Isolate every line in the data with the string "INGENIERIA" and copy it.

====== Data supplied ======

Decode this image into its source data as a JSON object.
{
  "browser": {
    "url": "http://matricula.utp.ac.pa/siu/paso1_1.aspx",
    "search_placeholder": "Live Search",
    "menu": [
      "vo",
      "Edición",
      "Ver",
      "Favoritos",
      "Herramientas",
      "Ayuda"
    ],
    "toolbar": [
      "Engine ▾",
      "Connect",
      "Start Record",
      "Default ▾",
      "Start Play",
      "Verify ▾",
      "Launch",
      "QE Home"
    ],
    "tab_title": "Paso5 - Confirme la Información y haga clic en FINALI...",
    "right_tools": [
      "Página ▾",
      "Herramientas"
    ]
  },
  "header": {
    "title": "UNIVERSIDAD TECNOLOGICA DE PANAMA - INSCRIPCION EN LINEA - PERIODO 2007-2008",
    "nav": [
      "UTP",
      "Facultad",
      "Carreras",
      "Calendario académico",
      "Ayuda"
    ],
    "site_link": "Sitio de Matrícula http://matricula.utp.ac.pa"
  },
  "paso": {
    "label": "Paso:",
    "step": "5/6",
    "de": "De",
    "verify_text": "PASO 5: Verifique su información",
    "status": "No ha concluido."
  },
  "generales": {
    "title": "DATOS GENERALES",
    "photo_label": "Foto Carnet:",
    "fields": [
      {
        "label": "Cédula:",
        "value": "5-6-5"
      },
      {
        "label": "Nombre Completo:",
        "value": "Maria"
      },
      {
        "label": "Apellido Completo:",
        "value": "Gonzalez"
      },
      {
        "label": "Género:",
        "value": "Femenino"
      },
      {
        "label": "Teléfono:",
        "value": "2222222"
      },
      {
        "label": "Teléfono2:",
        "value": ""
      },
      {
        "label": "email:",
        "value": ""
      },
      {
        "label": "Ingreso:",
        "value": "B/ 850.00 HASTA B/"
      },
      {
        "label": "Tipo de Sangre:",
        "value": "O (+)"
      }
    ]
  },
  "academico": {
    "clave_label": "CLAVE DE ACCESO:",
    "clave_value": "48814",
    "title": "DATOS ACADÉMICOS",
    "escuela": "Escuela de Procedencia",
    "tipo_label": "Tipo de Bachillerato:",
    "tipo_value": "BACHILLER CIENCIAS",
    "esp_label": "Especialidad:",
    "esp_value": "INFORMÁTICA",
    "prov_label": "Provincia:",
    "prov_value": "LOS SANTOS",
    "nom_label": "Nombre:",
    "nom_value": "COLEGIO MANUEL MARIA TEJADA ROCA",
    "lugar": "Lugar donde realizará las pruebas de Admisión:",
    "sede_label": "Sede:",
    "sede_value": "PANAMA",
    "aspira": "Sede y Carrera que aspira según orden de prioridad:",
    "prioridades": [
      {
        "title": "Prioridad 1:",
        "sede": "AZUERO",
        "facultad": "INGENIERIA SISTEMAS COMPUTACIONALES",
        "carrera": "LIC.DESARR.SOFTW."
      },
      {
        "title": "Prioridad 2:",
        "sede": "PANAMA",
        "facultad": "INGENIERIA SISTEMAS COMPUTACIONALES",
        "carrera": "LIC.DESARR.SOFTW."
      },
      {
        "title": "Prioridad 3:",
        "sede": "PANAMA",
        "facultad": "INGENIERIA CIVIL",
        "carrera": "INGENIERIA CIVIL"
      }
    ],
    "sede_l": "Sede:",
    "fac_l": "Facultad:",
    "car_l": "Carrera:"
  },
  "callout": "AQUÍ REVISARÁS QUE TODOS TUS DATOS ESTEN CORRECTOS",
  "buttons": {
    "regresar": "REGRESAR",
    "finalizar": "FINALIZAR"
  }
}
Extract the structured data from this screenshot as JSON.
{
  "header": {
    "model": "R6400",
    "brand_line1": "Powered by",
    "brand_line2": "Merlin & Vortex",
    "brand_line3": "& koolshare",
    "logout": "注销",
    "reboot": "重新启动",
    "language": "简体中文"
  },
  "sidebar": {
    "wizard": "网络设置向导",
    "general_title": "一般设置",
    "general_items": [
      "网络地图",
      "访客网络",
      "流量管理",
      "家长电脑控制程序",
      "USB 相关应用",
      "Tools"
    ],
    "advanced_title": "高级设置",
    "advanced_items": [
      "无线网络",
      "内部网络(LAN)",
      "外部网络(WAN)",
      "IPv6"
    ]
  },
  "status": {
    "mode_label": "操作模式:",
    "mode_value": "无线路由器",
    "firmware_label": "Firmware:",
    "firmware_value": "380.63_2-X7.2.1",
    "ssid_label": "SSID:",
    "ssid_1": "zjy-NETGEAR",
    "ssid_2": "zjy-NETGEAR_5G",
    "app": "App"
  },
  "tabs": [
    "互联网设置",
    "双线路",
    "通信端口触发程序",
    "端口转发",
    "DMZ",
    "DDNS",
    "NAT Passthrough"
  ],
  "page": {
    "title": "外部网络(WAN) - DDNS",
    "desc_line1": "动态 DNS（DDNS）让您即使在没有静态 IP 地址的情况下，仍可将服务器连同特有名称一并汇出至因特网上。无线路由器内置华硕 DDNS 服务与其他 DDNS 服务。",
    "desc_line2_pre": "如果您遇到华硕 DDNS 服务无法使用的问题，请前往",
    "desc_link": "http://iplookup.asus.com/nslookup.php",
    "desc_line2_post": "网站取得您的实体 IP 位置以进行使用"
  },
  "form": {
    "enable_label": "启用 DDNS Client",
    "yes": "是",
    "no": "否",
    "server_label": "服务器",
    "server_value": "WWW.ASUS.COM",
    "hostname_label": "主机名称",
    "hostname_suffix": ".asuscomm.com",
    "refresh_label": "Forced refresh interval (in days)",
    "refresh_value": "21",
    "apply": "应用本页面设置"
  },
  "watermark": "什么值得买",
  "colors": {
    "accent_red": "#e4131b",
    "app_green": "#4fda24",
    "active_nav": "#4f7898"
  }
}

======

* [Finished exercise]
        "facultad": "INGENIERIA SISTEMAS COMPUTACIONALES",
        "facultad": "INGENIERIA SISTEMAS COMPUTACIONALES",
        "facultad": "INGENIERIA CIVIL",
        "carrera": "INGENIERIA CIVIL"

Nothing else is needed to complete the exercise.